[Opening TASK INPUTS section]

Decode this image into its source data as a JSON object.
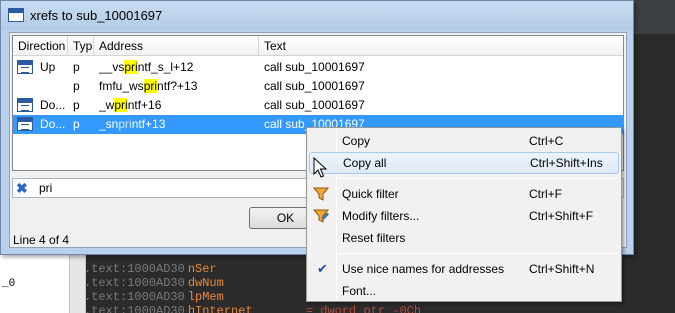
{
  "background": {
    "left_pane_text": "_0",
    "code_lines": [
      {
        "addr": ".text:1000AD30",
        "name": "nSer",
        "rest": ""
      },
      {
        "addr": ".text:1000AD30",
        "name": "dwNum",
        "rest": ""
      },
      {
        "addr": ".text:1000AD30",
        "name": "lpMem",
        "rest": ""
      },
      {
        "addr": ".text:1000AD30",
        "name": "hInternet",
        "rest": "= dword ptr -0Ch"
      }
    ]
  },
  "dialog": {
    "title": "xrefs to sub_10001697",
    "columns": {
      "direction": "Direction",
      "type": "Typ",
      "address": "Address",
      "text": "Text"
    },
    "rows": [
      {
        "direction": "Up",
        "type": "p",
        "addr_pre": "__vs",
        "addr_hl": "pri",
        "addr_post": "ntf_s_l+12",
        "text": "call    sub_10001697"
      },
      {
        "direction": "",
        "type": "p",
        "addr_pre": "fmfu_ws",
        "addr_hl": "pri",
        "addr_post": "ntf?+13",
        "text": "call    sub_10001697"
      },
      {
        "direction": "Do...",
        "type": "p",
        "addr_pre": "_w",
        "addr_hl": "pri",
        "addr_post": "ntf+16",
        "text": "call    sub_10001697"
      },
      {
        "direction": "Do...",
        "type": "p",
        "addr_pre": "_sn",
        "addr_hl": "pri",
        "addr_post": "ntf+13",
        "text": "call    sub_10001697"
      }
    ],
    "filter_value": "pri",
    "ok_label": "OK",
    "status": "Line 4 of 4"
  },
  "menu": {
    "items": [
      {
        "label": "Copy",
        "shortcut": "Ctrl+C"
      },
      {
        "label": "Copy all",
        "shortcut": "Ctrl+Shift+Ins"
      },
      {
        "label": "Quick filter",
        "shortcut": "Ctrl+F"
      },
      {
        "label": "Modify filters...",
        "shortcut": "Ctrl+Shift+F"
      },
      {
        "label": "Reset filters",
        "shortcut": ""
      },
      {
        "label": "Use nice names for addresses",
        "shortcut": "Ctrl+Shift+N"
      },
      {
        "label": "Font...",
        "shortcut": ""
      }
    ],
    "checked_item": "Use nice names for addresses"
  },
  "colors": {
    "selection": "#3399ff",
    "highlight": "#ffff00",
    "titlebar": "#b9d1ea"
  }
}
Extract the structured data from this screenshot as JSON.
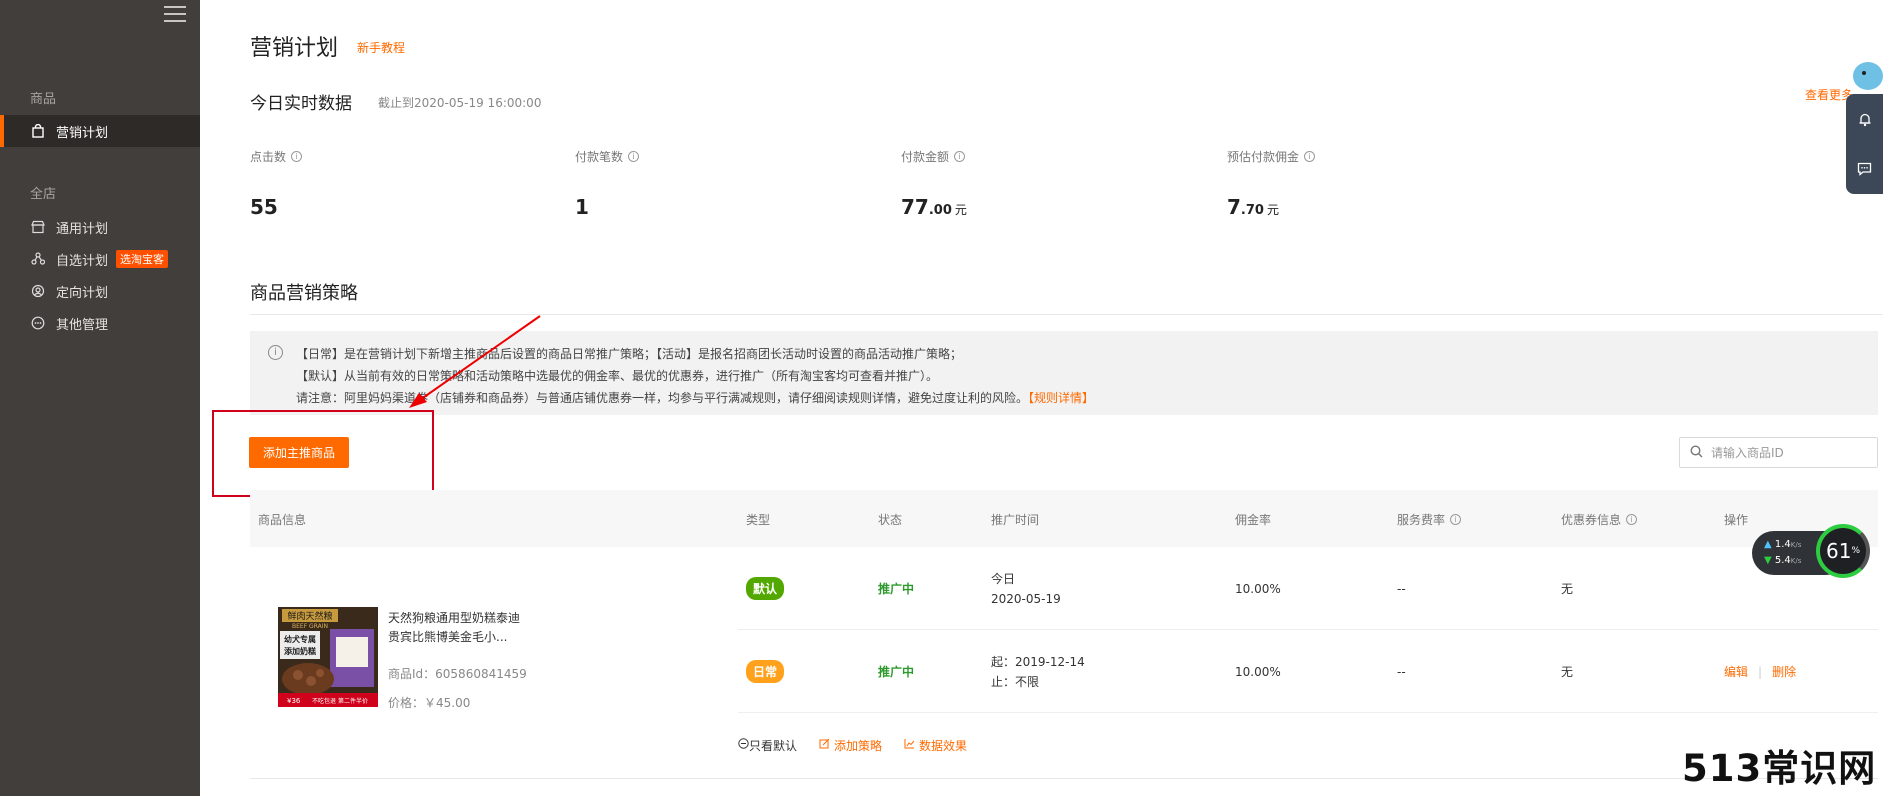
{
  "sidebar": {
    "section_goods": "商品",
    "section_store": "全店",
    "items": [
      {
        "label": "营销计划",
        "icon": "bag-icon",
        "active": true
      },
      {
        "label": "通用计划",
        "icon": "store-icon"
      },
      {
        "label": "自选计划",
        "icon": "share-nodes-icon",
        "badge": "选淘宝客"
      },
      {
        "label": "定向计划",
        "icon": "target-user-icon"
      },
      {
        "label": "其他管理",
        "icon": "more-circle-icon"
      }
    ]
  },
  "header": {
    "title": "营销计划",
    "tutorial_link": "新手教程"
  },
  "realtime": {
    "title": "今日实时数据",
    "note": "截止到2020-05-19 16:00:00",
    "more_link": "查看更多",
    "stats": [
      {
        "label": "点击数",
        "value": "55",
        "decimal": "",
        "unit": ""
      },
      {
        "label": "付款笔数",
        "value": "1",
        "decimal": "",
        "unit": ""
      },
      {
        "label": "付款金额",
        "value": "77",
        "decimal": ".00",
        "unit": "元"
      },
      {
        "label": "预估付款佣金",
        "value": "7",
        "decimal": ".70",
        "unit": "元"
      }
    ]
  },
  "strategy": {
    "title": "商品营销策略",
    "notice": {
      "line1": "【日常】是在营销计划下新增主推商品后设置的商品日常推广策略；【活动】是报名招商团长活动时设置的商品活动推广策略；",
      "line2": "【默认】从当前有效的日常策略和活动策略中选最优的佣金率、最优的优惠券，进行推广（所有淘宝客均可查看并推广）。",
      "line3": "请注意：阿里妈妈渠道券（店铺券和商品券）与普通店铺优惠券一样，均参与平行满减规则，请仔细阅读规则详情，避免过度让利的风险。",
      "line3_link": "【规则详情】"
    },
    "add_button": "添加主推商品",
    "search_placeholder": "请输入商品ID"
  },
  "table": {
    "headers": [
      "商品信息",
      "类型",
      "状态",
      "推广时间",
      "佣金率",
      "服务费率",
      "优惠券信息",
      "操作"
    ],
    "product": {
      "name": "天然狗粮通用型奶糕泰迪贵宾比熊博美金毛小...",
      "id_text": "商品Id：605860841459",
      "price_text": "价格：￥45.00",
      "image_texts": {
        "brand": "鲜肉天然粮",
        "brand_en": "BEEF GRAIN",
        "slogan1": "幼犬专属",
        "slogan2": "添加奶糕",
        "price_tag": "¥36",
        "strip": "不吃包退 第二件半价"
      }
    },
    "rows": [
      {
        "type": "默认",
        "type_color": "#52a800",
        "status": "推广中",
        "time1": "今日",
        "time2": "2020-05-19",
        "commission": "10.00%",
        "service": "--",
        "coupon": "无",
        "ops": []
      },
      {
        "type": "日常",
        "type_color": "#ffa11a",
        "status": "推广中",
        "time1": "起：2019-12-14",
        "time2": "止：不限",
        "commission": "10.00%",
        "service": "--",
        "coupon": "无",
        "ops": [
          "编辑",
          "删除"
        ]
      }
    ],
    "footer": {
      "only_default": "只看默认",
      "add_strategy": "添加策略",
      "data_effect": "数据效果"
    }
  },
  "overlay": {
    "upload_speed": "1.4",
    "download_speed": "5.4",
    "speed_unit": "K/s",
    "cpu_percent": "61",
    "percent_sign": "%",
    "watermark": "513常识网"
  },
  "colors": {
    "accent": "#ff6a00",
    "sidebar_bg": "#413e3b",
    "status_green": "#2e9a2e"
  }
}
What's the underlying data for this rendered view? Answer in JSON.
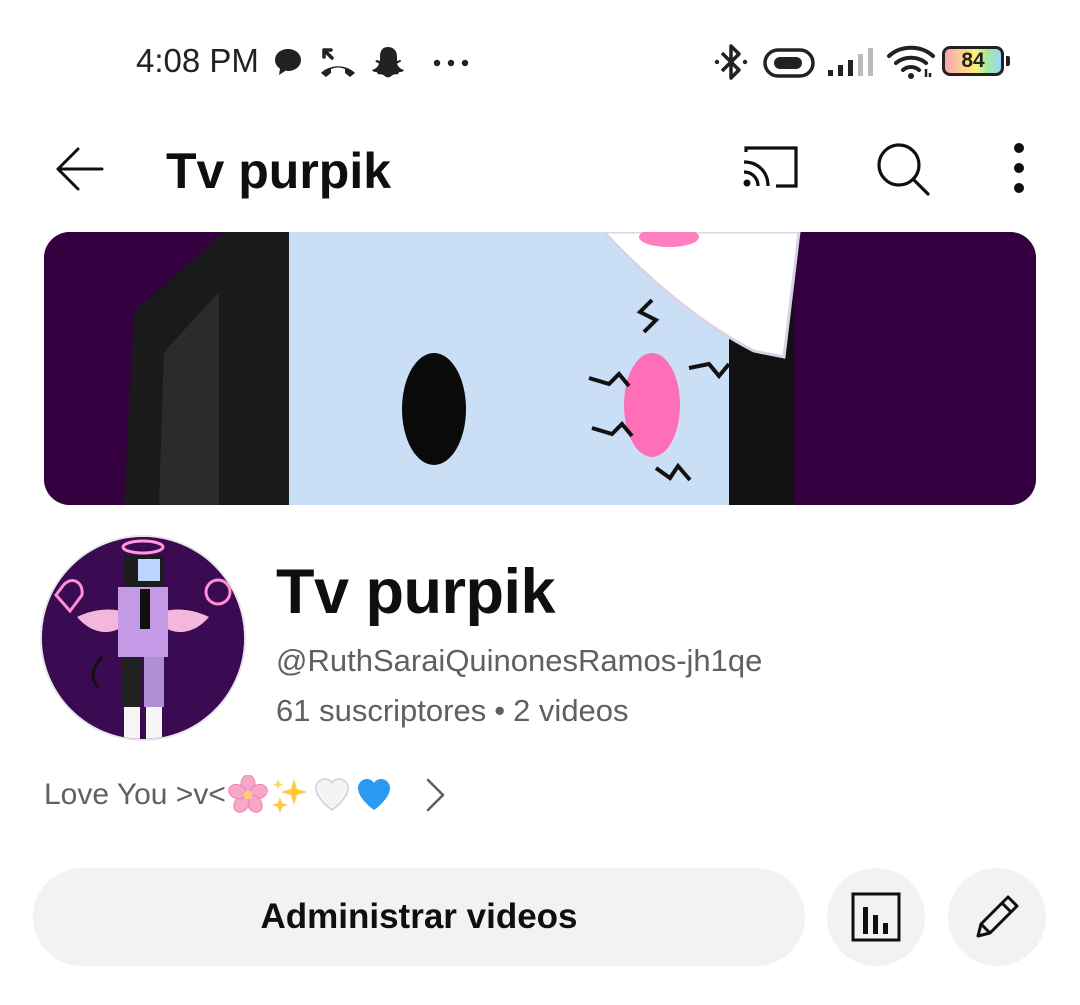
{
  "status_bar": {
    "time": "4:08 PM",
    "battery_level": "84",
    "left_icons": [
      "chat-bubble-icon",
      "missed-call-icon",
      "snapchat-ghost-icon",
      "more-dots-icon"
    ],
    "right_icons": [
      "bluetooth-icon",
      "toggle-icon",
      "signal-icon",
      "wifi-icon",
      "battery-icon"
    ]
  },
  "app_bar": {
    "title": "Tv purpik",
    "icons": [
      "back-arrow-icon",
      "cast-icon",
      "search-icon",
      "more-vert-icon"
    ]
  },
  "channel": {
    "name": "Tv purpik",
    "handle": "@RuthSaraiQuinonesRamos-jh1qe",
    "subscribers": "61 suscriptores",
    "separator": "•",
    "videos": "2 videos",
    "description": "Love You >v<",
    "description_emoji": [
      "cherry-blossom-emoji",
      "sparkles-emoji",
      "white-heart-emoji",
      "blue-heart-emoji"
    ]
  },
  "actions": {
    "manage_label": "Administrar videos",
    "icons": [
      "analytics-icon",
      "edit-pencil-icon"
    ]
  },
  "colors": {
    "banner_bg": "#35003f",
    "button_bg": "#f2f2f2",
    "secondary_text": "#606060"
  }
}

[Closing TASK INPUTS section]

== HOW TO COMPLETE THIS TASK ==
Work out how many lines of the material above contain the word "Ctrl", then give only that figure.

== EXERCISE SOLUTION ==
5